Dr. and Dr. Redding have not indicated whether they have financial interests or business/professional affiliations relevant to the work described in this profile; however, information on funders is available in the Funding Sources section.

References/Related Articles

The Community Health Access Project is available at http://www.chap-ohio.net/.

Examples of other programs based on the Pathways© Model include the following:

County-Wide Collaborative Uses Pathways Model to Enhance Access to Insurance, Primary Care and Mental Health Services for Low Income Children. AHRQ Health Care Innovations Exchange. Available at: http://www.innovations.ahrq.gov/content.aspx?id=2391

Pathway Helps Massachusetts Residents Develop and Implement Debt-Reduction Strategies, Leading to 60-Percent Reduction in Medical Debt. AHRQ Health Care Innovations Exchange. Available at: http://www.innovations.ahrq.gov/content.aspx?id=2128

Volunteer Provider Network Cares for Uninsured Working Poor, Leading to Lower Utilization Costs, Better Outcomes, and Positive Return on Investment.

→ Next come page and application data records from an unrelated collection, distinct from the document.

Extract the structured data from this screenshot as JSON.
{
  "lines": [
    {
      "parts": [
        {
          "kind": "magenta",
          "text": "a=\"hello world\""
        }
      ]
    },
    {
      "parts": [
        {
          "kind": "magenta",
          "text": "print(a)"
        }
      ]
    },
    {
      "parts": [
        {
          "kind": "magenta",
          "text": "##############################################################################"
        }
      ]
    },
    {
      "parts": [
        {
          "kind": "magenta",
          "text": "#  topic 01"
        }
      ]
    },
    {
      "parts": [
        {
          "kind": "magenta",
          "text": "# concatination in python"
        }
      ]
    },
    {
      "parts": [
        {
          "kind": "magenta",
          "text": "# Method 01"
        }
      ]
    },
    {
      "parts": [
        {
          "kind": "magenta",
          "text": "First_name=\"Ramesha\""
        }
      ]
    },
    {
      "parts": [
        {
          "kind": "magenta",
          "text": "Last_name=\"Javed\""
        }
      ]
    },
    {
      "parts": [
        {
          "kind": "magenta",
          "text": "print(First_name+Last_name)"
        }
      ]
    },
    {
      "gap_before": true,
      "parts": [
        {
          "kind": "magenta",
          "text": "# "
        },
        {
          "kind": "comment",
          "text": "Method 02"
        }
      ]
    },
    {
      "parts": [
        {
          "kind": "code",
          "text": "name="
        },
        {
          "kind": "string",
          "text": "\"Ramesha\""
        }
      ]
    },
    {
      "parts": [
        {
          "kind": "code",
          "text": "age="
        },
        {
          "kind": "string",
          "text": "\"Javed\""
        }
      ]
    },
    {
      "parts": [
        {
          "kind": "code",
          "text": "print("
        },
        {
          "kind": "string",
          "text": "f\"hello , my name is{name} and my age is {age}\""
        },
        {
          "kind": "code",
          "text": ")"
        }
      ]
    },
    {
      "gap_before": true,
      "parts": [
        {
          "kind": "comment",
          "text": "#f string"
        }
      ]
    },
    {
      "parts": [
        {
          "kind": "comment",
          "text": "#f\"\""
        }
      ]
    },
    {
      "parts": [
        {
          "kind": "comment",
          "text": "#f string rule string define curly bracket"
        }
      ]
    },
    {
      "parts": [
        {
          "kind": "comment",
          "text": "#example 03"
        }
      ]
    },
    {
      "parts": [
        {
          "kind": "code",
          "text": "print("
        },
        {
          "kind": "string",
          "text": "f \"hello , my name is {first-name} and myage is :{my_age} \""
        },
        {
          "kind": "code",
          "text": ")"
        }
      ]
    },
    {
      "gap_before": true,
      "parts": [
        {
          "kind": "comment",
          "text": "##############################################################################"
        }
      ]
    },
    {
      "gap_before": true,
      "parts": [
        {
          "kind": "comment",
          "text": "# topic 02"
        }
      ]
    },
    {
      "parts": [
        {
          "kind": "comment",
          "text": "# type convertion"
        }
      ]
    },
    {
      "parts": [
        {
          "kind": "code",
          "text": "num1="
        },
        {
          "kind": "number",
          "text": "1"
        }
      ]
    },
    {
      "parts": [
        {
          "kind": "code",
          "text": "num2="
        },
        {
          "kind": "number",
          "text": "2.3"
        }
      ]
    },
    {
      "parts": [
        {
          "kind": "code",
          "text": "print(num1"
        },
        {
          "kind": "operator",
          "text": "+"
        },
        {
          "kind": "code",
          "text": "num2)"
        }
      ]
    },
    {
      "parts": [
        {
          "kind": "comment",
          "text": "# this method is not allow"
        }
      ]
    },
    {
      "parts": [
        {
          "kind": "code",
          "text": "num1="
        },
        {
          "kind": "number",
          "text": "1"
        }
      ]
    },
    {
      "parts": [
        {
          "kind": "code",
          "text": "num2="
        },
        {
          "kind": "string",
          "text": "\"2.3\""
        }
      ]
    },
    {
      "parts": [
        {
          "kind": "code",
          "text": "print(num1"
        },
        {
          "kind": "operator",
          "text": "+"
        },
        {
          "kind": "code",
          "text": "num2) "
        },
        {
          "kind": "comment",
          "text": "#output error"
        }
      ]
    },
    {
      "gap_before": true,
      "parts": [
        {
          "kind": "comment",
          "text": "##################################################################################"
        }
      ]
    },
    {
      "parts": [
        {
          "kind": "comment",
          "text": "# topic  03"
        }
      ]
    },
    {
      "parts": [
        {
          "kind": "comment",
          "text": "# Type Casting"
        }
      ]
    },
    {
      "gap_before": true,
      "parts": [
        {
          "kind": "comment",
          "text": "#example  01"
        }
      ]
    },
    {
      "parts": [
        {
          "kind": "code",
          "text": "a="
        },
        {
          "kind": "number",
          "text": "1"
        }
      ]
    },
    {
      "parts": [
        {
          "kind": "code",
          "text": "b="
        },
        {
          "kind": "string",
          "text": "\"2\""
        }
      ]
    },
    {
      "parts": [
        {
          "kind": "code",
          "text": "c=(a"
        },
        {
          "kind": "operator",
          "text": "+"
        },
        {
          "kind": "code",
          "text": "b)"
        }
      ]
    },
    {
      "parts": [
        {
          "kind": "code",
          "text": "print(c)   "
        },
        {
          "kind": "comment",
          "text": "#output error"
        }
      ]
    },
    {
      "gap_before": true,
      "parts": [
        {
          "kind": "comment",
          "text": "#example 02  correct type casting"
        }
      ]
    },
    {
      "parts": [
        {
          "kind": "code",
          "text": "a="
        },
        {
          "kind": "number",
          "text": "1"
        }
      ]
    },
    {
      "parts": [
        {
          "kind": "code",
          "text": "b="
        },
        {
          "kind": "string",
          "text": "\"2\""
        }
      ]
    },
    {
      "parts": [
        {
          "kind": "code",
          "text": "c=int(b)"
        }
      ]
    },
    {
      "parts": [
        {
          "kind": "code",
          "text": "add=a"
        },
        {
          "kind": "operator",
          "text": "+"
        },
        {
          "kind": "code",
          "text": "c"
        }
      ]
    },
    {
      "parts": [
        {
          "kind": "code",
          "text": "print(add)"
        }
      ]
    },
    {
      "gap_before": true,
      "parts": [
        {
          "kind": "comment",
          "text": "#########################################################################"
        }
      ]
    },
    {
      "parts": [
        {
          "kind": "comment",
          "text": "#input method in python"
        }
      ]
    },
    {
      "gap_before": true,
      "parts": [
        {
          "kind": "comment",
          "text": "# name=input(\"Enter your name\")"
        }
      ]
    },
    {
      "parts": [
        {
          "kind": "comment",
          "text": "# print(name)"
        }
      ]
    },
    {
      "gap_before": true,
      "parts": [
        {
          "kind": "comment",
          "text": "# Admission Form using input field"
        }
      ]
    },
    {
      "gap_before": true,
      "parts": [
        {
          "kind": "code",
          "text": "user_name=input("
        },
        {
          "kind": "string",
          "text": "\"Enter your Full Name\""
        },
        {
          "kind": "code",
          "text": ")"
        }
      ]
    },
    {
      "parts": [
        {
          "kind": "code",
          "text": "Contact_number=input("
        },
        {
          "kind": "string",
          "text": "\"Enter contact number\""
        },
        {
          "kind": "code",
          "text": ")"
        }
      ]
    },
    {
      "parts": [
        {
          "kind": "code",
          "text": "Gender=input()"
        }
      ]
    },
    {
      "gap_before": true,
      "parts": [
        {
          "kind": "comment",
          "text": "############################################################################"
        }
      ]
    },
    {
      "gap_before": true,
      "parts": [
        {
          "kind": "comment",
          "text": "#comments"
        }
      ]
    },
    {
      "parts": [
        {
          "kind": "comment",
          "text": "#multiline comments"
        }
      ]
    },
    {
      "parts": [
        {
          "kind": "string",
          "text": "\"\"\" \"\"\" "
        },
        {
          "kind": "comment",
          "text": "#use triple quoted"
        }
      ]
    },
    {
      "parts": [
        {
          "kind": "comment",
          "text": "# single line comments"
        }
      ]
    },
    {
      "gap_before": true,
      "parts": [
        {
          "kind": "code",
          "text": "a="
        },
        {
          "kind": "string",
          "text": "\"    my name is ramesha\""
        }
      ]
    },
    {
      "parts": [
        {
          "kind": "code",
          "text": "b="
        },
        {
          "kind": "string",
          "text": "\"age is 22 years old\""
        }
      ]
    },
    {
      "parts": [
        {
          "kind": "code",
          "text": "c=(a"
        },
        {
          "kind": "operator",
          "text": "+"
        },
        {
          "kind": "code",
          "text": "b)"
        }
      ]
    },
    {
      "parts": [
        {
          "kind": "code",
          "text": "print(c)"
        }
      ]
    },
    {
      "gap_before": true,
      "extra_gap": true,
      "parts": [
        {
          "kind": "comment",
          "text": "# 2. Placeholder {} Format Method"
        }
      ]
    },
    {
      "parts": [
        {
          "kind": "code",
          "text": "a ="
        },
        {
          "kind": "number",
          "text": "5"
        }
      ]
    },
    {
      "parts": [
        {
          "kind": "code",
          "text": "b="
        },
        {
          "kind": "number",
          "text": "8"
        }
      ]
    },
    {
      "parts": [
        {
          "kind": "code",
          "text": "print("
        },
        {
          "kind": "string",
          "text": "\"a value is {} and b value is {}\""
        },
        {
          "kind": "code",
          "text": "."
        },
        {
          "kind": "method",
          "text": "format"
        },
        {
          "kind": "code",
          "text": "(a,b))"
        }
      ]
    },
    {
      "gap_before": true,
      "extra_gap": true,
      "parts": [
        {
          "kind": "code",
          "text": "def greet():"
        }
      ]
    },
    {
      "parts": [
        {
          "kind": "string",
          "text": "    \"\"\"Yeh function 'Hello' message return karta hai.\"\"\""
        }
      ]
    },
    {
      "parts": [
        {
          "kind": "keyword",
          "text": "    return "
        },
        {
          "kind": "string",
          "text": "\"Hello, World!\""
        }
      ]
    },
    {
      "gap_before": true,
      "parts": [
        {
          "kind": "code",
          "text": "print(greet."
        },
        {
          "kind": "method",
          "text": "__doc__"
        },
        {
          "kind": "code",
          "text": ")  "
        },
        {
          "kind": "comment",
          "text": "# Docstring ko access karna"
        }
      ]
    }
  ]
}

AHRQ Health Care Innovations Exchange. Available at: http://www.innovations.ahrq.gov/content.aspx?id=2228

Michigan Pathways Project Links Ex-Prisoners to Medical Services, Contributing to a Decline in Recidivism. AHRQ Health Care Innovations Exchange. Available at: http://www.innovations.ahrq.gov/content.aspx?id=2134

Footnotes

1 Martin JA, Hamilton BE, Sutton PD, et al. Births: Final Data for 2006. National Vital Statistics Reports; vol 57, no 7. Hyattsville, MD: National Center for Health Statistics. 2009. Available at: http://www.cdc.gov/nchs/data/nvsr/nvsr57/nvsr57_07.pdf (If you don't have the software to open this PDF, download free Adobe Acrobat ReaderĀ® software External Web Site Policy.)
2 Goldenberg RL, Culhane JF. Low birth weight in the United States. Am J Clin Nutr. 2007;85(2):584S–90S. [PubMed]
Comment on this Innovation

Disclaimer: The inclusion of an innovation in the Innovations Exchange does not constitute or imply an endorsement by the U.S. Department of Health and Human Services, the Agency for Healthcare Research and Quality, or Westat of the innovation or of the submitter or developer of the innovation. Read more.

Original publication: June 27, 2008.
Original publication indicates the date the profile was first posted to the Innovations Exchange.

Last updated: January 15, 2014.
Last updated indicates the date the most recent changes to the profile were posted to the Innovations Exchange.

Date verified by innovator: November 15, 2012.
Date verified by innovator indicates the most recent date the innovator provided feedback during the annual review process. The innovator is invited to review, update, and verify the profile annually.